Jean-Luc Picard, meanwhile, has to track down Renée — and this is the climactic moment that separates a fascist future from a hopeful one — and have a 30-second conversation with her about how it's okay to be afraid. That fear is a mark of intelligence. So yes, gentle viewers, the notion that will prevent a fascist future was something stated in similar words from "Paw Patrol: The Movie." Picard is Ryder, Renée is Chase, Dr. Jurati is Marshall, and the Borg Queen is Mayor Humdinger.

Picard is still a golem

Picard is successful. It seems that Renée will take to space, inspire this generation to keep moving forward with optimism, and be the catalyst for Roddenberry's future of hope.
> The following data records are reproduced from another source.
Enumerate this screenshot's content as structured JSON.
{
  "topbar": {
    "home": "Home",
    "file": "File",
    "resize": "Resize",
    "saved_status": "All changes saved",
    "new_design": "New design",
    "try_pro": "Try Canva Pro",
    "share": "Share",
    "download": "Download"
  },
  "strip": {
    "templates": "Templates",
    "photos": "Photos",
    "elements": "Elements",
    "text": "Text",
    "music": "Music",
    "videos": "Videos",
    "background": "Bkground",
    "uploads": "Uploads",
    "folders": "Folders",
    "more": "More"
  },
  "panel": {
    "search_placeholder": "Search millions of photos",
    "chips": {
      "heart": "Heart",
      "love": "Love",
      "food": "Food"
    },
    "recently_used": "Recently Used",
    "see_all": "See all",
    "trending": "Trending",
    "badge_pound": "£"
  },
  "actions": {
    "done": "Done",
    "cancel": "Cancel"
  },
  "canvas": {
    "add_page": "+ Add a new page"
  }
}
With four additional episodes in season two, however, an additional crisis must also be addressed. This will come in the form of the above-mentioned Adam Soong, with whom Q has been scheming. Q has not only hired Soong to assassinate Renée, but to tinker with human genes. The Eugenics Wars are a large part of "Star Trek" mythology — Khan was a cryogenically frozen relic of that war — and it seems that Adam Soong may have something to do with starting them.

Soong fails at his assassination attempt, accidentally running over Picard instead. Picard, injured and unconscious, is taken to Dr. Ramirez, who uses a defibrillator to restart his injured heart. There are cracks about how he has had "all the transplants," and the defibrillator shorts out when Dr. Ramirez uses it. This confirms, unfortunately, that Picard is still an android golem living in the same artificial body his consciousness was shunted into at the conclusion of season one. Seven was missing her Borg implants when Q teleported her into the fascist timeline, leading to the natural assumption that every member of the cast was occupying new bodies in an alternate timeline. As such, Picard was presumably now once again flesh and blood. That assumption was incorrect, and Picard is indeed an android. Why Q removed Seven's Borg implants but did not replace Picard's body is ... well, that's one for the philosophers. 
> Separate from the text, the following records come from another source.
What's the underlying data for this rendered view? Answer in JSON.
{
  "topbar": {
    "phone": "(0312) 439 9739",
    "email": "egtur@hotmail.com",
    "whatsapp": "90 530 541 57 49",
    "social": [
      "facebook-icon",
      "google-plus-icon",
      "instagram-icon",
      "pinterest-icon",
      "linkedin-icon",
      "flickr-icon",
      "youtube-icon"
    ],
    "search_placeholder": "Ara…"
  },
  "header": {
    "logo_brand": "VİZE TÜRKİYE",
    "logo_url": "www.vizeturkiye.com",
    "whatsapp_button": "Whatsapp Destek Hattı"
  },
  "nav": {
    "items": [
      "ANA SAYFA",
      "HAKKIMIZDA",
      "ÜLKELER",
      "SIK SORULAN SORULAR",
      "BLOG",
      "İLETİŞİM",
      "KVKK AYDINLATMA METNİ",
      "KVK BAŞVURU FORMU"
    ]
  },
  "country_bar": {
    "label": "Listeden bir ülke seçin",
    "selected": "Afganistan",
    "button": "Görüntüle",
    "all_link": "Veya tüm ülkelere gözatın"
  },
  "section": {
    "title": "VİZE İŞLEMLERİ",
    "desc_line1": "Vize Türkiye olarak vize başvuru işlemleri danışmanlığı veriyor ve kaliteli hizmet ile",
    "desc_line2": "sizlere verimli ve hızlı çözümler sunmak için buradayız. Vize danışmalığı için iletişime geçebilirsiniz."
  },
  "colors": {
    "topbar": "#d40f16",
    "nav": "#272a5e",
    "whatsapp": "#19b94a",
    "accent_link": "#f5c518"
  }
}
A new silly plot enters

Meanwhile, Adam Soong's daughter Kore (Isa Briones, who played multiple androids in the show's first season) has introduced a new, unrelated plot that will undoubtedly have to be addressed in the show's final four episodes. Kore suffers from an unnamed genetic ailment that prevents her from breathing unfiltered air or standing in direct sunlight. She spends most of her time in a posh basement room only occasionally talking to her father. When she goes snooping through Adam's computer, she finds several online articles on how her father was a mad scientist whose wild genetic experiments cost him his livelihood and credibility in the medical community. She also finds a series of her own childhood photos ... that she does not remember taking. It turns out Kore is merely the latest in a string of failed clones that Soong has been creating for, no doubt, nefarious purposes. 
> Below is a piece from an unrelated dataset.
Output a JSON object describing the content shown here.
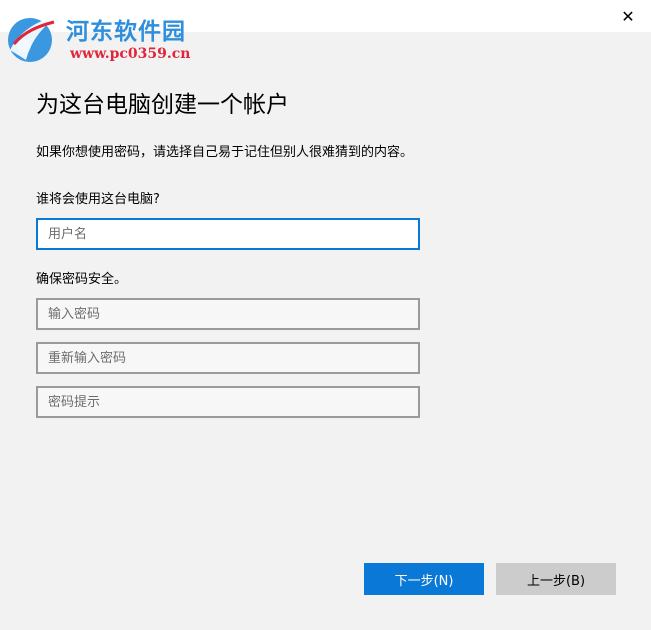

Surely, say I, the notion of a mad scientist using shady genetic experimentation would have been cause enough to suspect a fascist future. It appears the Renée plot, the Watcher, etc., were but window-dressing to a more direct plot about Data's great-great-etc.-grandfather deliberately causing a dark timeline. A more interesting confrontation, surely I say again, would have been Picard facing off against a man who looks like an old officer of his, discussing the ethics of genetic manipulation. 

"Picard" is overwritten to the point of nonsense. And while I do appreciate the setting, the overall idea for the plot, and some of the characters, I find "Picard" is still merely stumbling along. 

Yet to be resolved: Dr. Jurati possessed by the Borg Queen, the flashbacks with Picard's mother, and Adam Soong. I can't say I have much faith in any potentially clever denouement.